= Problem =
Lines below containing the word "enabled" should be copied out.

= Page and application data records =

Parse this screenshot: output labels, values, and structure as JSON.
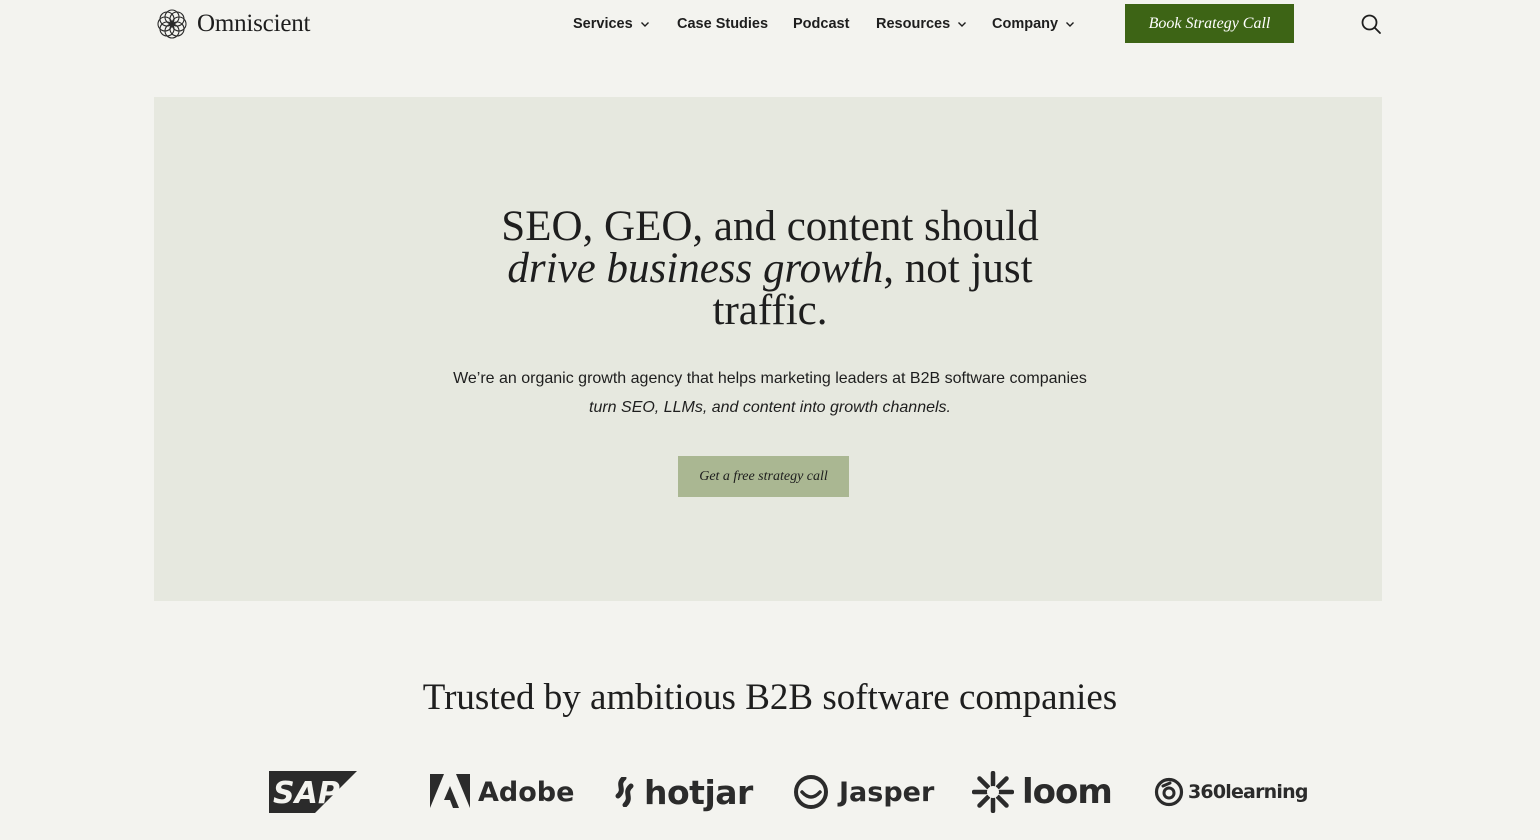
{
  "brand": {
    "name": "Omniscient",
    "logo_icon": "lattice-circle-icon"
  },
  "nav": {
    "items": [
      {
        "label": "Services",
        "dropdown": true
      },
      {
        "label": "Case Studies",
        "dropdown": false
      },
      {
        "label": "Podcast",
        "dropdown": false
      },
      {
        "label": "Resources",
        "dropdown": true
      },
      {
        "label": "Company",
        "dropdown": true
      }
    ],
    "cta_label": "Book Strategy Call",
    "search_icon": "search-icon"
  },
  "hero": {
    "title_line1": "SEO, GEO, and content should",
    "title_emphasis": "drive business growth",
    "title_rest": ", not just",
    "title_line3": "traffic.",
    "subtitle": "We’re an organic growth agency that helps marketing leaders at B2B software companies",
    "subtitle_emphasis": "turn SEO, LLMs, and content into growth channels.",
    "cta_label": "Get a free strategy call"
  },
  "trusted": {
    "title": "Trusted by ambitious B2B software companies",
    "logos": [
      {
        "name": "SAP",
        "icon": "sap-logo"
      },
      {
        "name": "Adobe",
        "icon": "adobe-logo"
      },
      {
        "name": "hotjar",
        "icon": "hotjar-logo"
      },
      {
        "name": "Jasper",
        "icon": "jasper-logo"
      },
      {
        "name": "loom",
        "icon": "loom-logo"
      },
      {
        "name": "360learning",
        "icon": "360learning-logo"
      }
    ]
  },
  "colors": {
    "page_bg": "#f3f3ef",
    "hero_bg": "#e6e8df",
    "primary_cta": "#3d6415",
    "secondary_cta": "#aab792",
    "text": "#1e1e1e"
  }
}
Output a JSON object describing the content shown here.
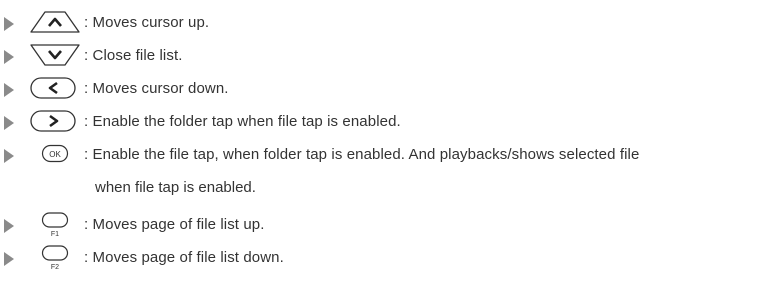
{
  "items": [
    {
      "icon": "arrow-up-key-icon",
      "text": ": Moves cursor up."
    },
    {
      "icon": "arrow-down-key-icon",
      "text": ": Close file list."
    },
    {
      "icon": "arrow-left-key-icon",
      "text": ": Moves cursor down."
    },
    {
      "icon": "arrow-right-key-icon",
      "text": ": Enable the folder tap when file tap is enabled."
    },
    {
      "icon": "ok-key-icon",
      "key_label": "OK",
      "text": ": Enable the file tap, when folder tap is enabled. And playbacks/shows selected file",
      "text_cont": "when file tap is enabled."
    },
    {
      "icon": "f1-key-icon",
      "key_label": "F1",
      "text": ": Moves page of file list up."
    },
    {
      "icon": "f2-key-icon",
      "key_label": "F2",
      "text": ": Moves page of file list down."
    }
  ]
}
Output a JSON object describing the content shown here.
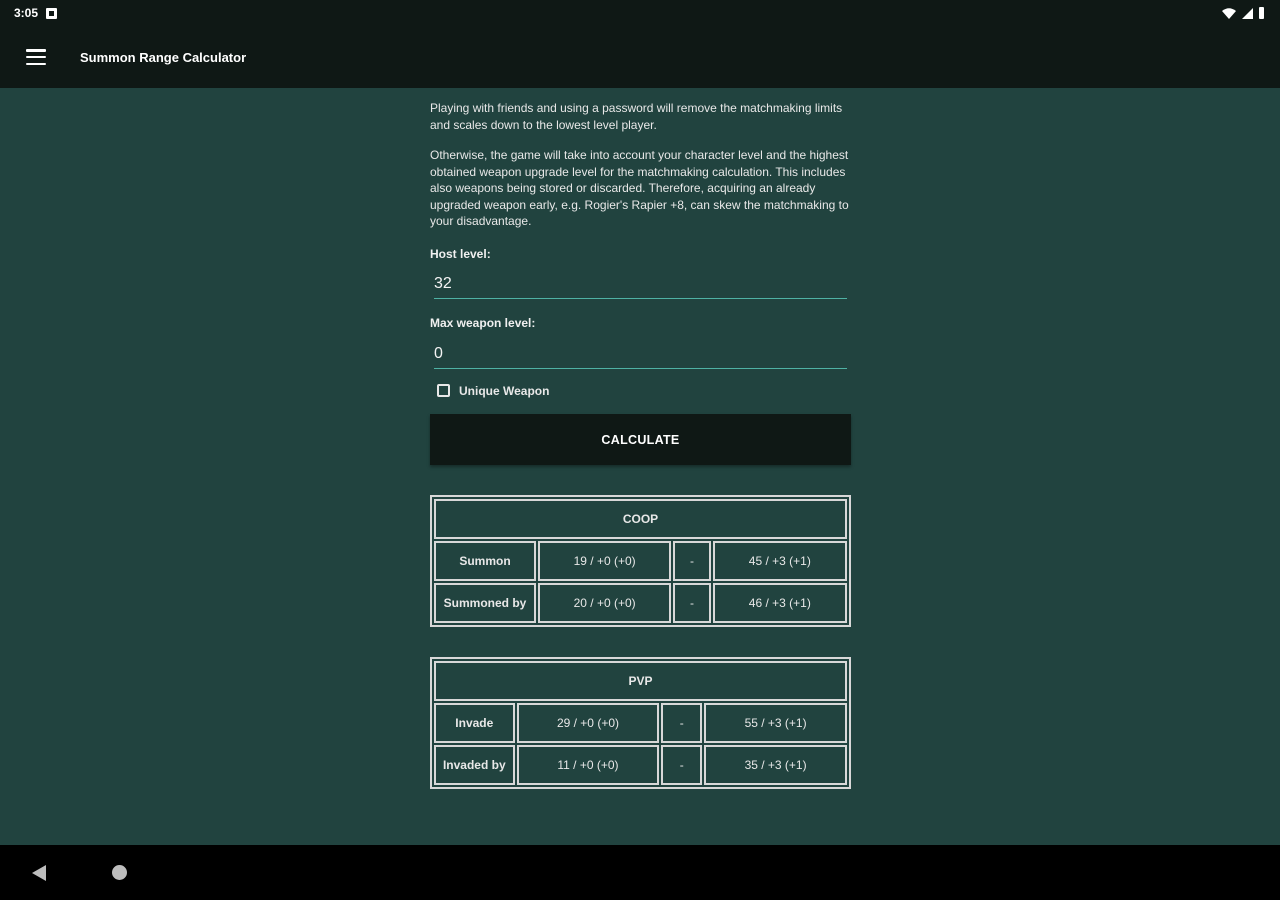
{
  "status_bar": {
    "time": "3:05"
  },
  "app_bar": {
    "title": "Summon Range Calculator",
    "menu_icon": "menu-icon"
  },
  "content": {
    "para1": "Playing with friends and using a password will remove the matchmaking limits and scales down to the lowest level player.",
    "para2": "Otherwise, the game will take into account your character level and the highest obtained weapon upgrade level for the matchmaking calculation. This includes also weapons being stored or discarded. Therefore, acquiring an already upgraded weapon early, e.g. Rogier's Rapier +8, can skew the matchmaking to your disadvantage.",
    "host_level_label": "Host level:",
    "host_level_value": "32",
    "max_weapon_label": "Max weapon level:",
    "max_weapon_value": "0",
    "unique_weapon_label": "Unique Weapon",
    "unique_weapon_checked": false,
    "calculate_label": "CALCULATE"
  },
  "coop": {
    "title": "COOP",
    "rows": [
      {
        "label": "Summon",
        "min": "19 / +0 (+0)",
        "sep": "-",
        "max": "45 / +3 (+1)"
      },
      {
        "label": "Summoned by",
        "min": "20 / +0 (+0)",
        "sep": "-",
        "max": "46 / +3 (+1)"
      }
    ]
  },
  "pvp": {
    "title": "PVP",
    "rows": [
      {
        "label": "Invade",
        "min": "29 / +0 (+0)",
        "sep": "-",
        "max": "55 / +3 (+1)"
      },
      {
        "label": "Invaded by",
        "min": "11 / +0 (+0)",
        "sep": "-",
        "max": "35 / +3 (+1)"
      }
    ]
  },
  "nav_bar": {
    "back_icon": "back-icon",
    "home_icon": "home-icon"
  }
}
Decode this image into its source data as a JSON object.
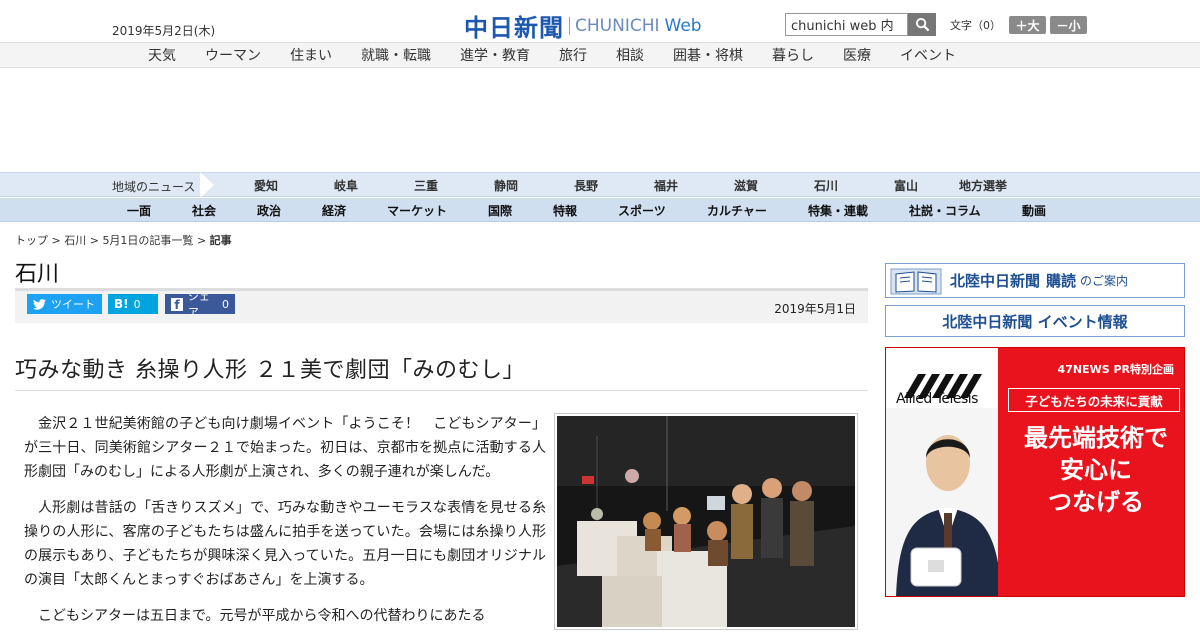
{
  "header": {
    "date": "2019年5月2日(木)",
    "logo_ja": "中日新聞",
    "logo_en": "CHUNICHI",
    "logo_web": "Web",
    "search_value": "chunichi web 内",
    "font_label": "文字（0）",
    "font_plus": "＋大",
    "font_minus": "－小"
  },
  "genre_nav": [
    "天気",
    "ウーマン",
    "住まい",
    "就職・転職",
    "進学・教育",
    "旅行",
    "相談",
    "囲碁・将棋",
    "暮らし",
    "医療",
    "イベント"
  ],
  "region_nav": {
    "label": "地域のニュース",
    "items": [
      "愛知",
      "岐阜",
      "三重",
      "静岡",
      "長野",
      "福井",
      "滋賀",
      "石川",
      "富山",
      "地方選挙"
    ]
  },
  "category_nav": [
    "一面",
    "社会",
    "政治",
    "経済",
    "マーケット",
    "国際",
    "特報",
    "スポーツ",
    "カルチャー",
    "特集・連載",
    "社説・コラム",
    "動画"
  ],
  "breadcrumb": {
    "top": "トップ",
    "region": "石川",
    "list": "5月1日の記事一覧",
    "current": "記事"
  },
  "section_title": "石川",
  "share": {
    "tweet": "ツイート",
    "hatena_icon": "B!",
    "hatena_count": "0",
    "facebook_icon": "f",
    "facebook_label": "シェア",
    "facebook_count": "0",
    "published": "2019年5月1日"
  },
  "article": {
    "headline": "巧みな動き 糸操り人形 ２１美で劇団「みのむし」",
    "paragraphs": [
      "金沢２１世紀美術館の子ども向け劇場イベント「ようこそ！　こどもシアター」が三十日、同美術館シアター２１で始まった。初日は、京都市を拠点に活動する人形劇団「みのむし」による人形劇が上演され、多くの親子連れが楽しんだ。",
      "人形劇は昔話の「舌きりスズメ」で、巧みな動きやユーモラスな表情を見せる糸操りの人形に、客席の子どもたちは盛んに拍手を送っていた。会場には糸操り人形の展示もあり、子どもたちが興味深く見入っていた。五月一日にも劇団オリジナルの演目「太郎くんとまっすぐおばあさん」を上演する。",
      "こどもシアターは五日まで。元号が平成から令和への代替わりにあたる"
    ]
  },
  "sidebar": {
    "subscribe_title": "北陸中日新聞",
    "subscribe_bold": "購読",
    "subscribe_suffix": "のご案内",
    "event_title": "北陸中日新聞 イベント情報",
    "ad": {
      "top_label": "47NEWS PR特別企画",
      "subtitle": "子どもたちの未来に貢献",
      "main_lines": [
        "最先端技術で",
        "安心に",
        "つなげる"
      ],
      "brand": "Allied Telesis",
      "accent_color": "#e8131c"
    }
  }
}
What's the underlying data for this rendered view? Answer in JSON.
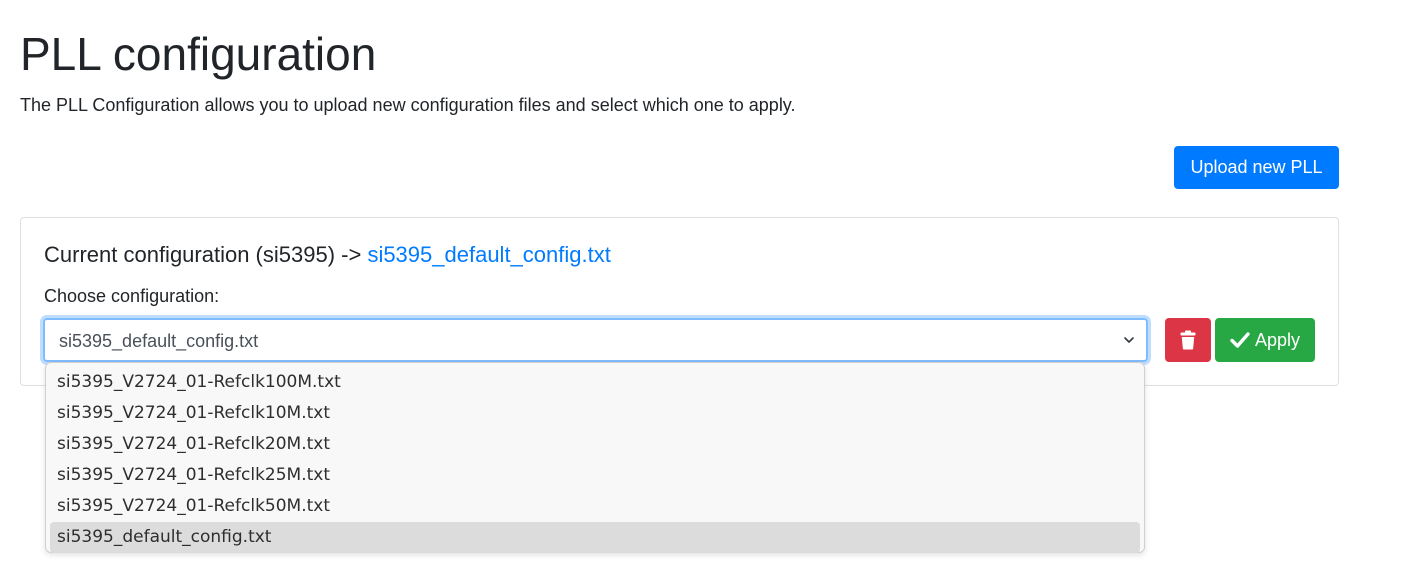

= Solved problem =
      "text": ": Enable the folder tap when file tap is enabled."
      "text": ": Enable the file tap, when folder tap is enabled. And playbacks/shows selected file",
      "text_cont": "when file tap is enabled."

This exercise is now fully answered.